People of Kangku threaten to launch ‘civil disobedience’ movement

Staff Reporter
ITANAGAR, Dec 23: The people of Kangku circle in Lower Siang district, led by the Galo Peoples’ Federation (GPF) on Saturday vowed to stir a ‘civil disobedience’ movement if their demand for a road to the circle is not addressed.
“We will launch a civil disobedience movement by surrendering our voter cards to the State Election Commission if our voice is not heard,” said Dajo Ngomle, a ‘No Road, No Vote’ campaigner.
“Road connectivity to Kangku circle has always been in the election manifesto of every political leader, but it never materialized at the ground level,” Ngomle said, adding that western parliamentarian Kiren Rijiju had also given assurance about building a road to Kangku circle during his Lok Sabha election campaign.
Addressing press persons at the press club here, GPF President Nyaadar Loya alleged that the ruling BJP in the state attempted to derail their ‘No Road, No Vote’ movement “by pumping huge amounts of money into Durpai, Torajan, Richerite, and Sogum Mingmang polling stations and compelling innocent people to vote” on Thursday.
He, however, did not substantiate his claims.
The ‘No Road, No Vote’ campaigners also denied being affiliated to any political party, or having any form of political backing.
“Our movement is clean, with the sole objective of having road connectivity to Kangku circle,” Loya said, clarifying that the campaigners have no hidden agenda.
Speaking about the situation along the foothill villages in Kangku, Dolok Bango Welfare Society President, Tagi Yongam, informed that work on laying the BSNL cable line (under the Digital India project) along the Arunachal Pradesh forest patrol road has also been halted by the people of Assam.
He appealed to the state government to look into matter.
The voters of Kangku circle boycotted five polling booths during the by-election to the Likabali assembly constituency on Thursday as part of their ‘No Road, No Vote’ campaign.
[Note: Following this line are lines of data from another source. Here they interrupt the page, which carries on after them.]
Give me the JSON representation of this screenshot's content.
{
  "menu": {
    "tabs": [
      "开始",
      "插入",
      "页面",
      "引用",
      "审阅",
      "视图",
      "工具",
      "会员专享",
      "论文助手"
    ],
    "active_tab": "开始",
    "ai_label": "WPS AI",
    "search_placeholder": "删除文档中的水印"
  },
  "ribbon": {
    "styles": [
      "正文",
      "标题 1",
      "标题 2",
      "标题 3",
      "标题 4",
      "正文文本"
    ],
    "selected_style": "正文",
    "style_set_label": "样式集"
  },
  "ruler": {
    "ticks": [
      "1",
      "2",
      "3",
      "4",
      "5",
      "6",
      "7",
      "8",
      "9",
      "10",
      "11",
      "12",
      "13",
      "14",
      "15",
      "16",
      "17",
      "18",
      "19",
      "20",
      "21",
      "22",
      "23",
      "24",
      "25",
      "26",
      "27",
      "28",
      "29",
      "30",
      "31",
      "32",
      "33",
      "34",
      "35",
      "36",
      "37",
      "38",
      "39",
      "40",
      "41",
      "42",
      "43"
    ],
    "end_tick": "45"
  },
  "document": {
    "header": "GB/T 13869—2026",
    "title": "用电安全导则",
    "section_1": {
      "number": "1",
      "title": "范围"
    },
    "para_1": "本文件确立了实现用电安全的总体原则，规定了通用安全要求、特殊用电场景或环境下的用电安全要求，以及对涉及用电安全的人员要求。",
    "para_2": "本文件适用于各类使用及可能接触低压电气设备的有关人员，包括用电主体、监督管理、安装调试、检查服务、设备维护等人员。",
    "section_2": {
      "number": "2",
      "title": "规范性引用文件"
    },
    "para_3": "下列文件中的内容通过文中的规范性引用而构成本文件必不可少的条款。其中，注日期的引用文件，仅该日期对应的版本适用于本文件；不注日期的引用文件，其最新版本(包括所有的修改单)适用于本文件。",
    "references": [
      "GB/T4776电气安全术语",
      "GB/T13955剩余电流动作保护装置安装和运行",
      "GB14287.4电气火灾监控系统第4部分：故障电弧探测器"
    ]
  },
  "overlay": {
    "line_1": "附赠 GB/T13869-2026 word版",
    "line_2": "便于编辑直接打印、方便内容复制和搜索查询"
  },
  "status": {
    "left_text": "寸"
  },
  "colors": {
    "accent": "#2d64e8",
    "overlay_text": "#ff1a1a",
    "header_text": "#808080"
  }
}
Out of the nine polling stations there, votes were cast at only four.
The circle has 24 villages, all located in the foothill area of the Assam-Arunachal boundary.